Much has been written about the role of the so-called Tenth Justice, otherwise known as the Solicitor General. In a recent article, Margaret and Richard Cordray report that over the last thirty years the Solicitor General’s office has dramatically reduced the number of cert. petitions it files each Term "“ a development that they believe has significantly contributed to the Court's shrinking docket.
The Cordrays found that the Solicitor General now files approximately 15 cert. petitions each Term, down from an average of 50 cert. petitions during the 1980s. As has been widely discussed on SCOTUSblog and elsewhere, the Court's caseload has declined dramatically since the mid-eighties, contracting from an average of 170 cases per Term in the mid-1980s to 80 cases per Term during the Roberts Court.
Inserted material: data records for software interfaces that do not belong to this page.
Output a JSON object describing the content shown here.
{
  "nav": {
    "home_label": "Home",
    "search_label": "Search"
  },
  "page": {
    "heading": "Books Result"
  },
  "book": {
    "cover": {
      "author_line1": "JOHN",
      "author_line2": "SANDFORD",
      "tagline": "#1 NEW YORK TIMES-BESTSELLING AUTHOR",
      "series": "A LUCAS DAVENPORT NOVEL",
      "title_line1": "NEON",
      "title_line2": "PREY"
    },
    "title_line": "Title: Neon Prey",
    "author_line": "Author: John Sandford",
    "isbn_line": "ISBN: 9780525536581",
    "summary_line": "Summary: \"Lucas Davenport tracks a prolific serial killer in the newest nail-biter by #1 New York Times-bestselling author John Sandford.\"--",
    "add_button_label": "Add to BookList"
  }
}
Although the Cordrays acknowledge that the "causal relationship is murky," they argue that the Solicitor General's reluctance to file cert. petitions has had a “direct and independent impact” on the Court’s docket. And they are critical of the Solicitor General's decision to remain on the sidelines at the cert. stage. By doing so, they contend that the Solicitor General’s office has ceded its influence over the Supreme Court's agenda to aggressive private litigators, who have had greater relative success in persuading the Court to take their cases in the Solicitor General’s absence.
The Cordrays also make some interesting observations about the Solicitor General's changing role in merits litigation. Since 1994, that office has participated in an average of 75% of all merits cases each Term, up from 60% in the 1950s through the 1980s. But the Solicitor General is now much more likely to appear as amicus curiae than as a party to litigation, a trend that is of course related to its diminished role at the cert. stage. The Cordrays report that the Solicitor General is highly successful in that new role, supporting the winning party close to 90% of the time during the first few years of the Roberts Court–a finding that will come as no surprise to Court watchers.
Recommended Citation: Amanda Frost, Academic round-up, SCOTUSblog (Jun. 21, 2011, 11:37 AM), http://www.scotusblog.com/2011/06/academic-round-up-72/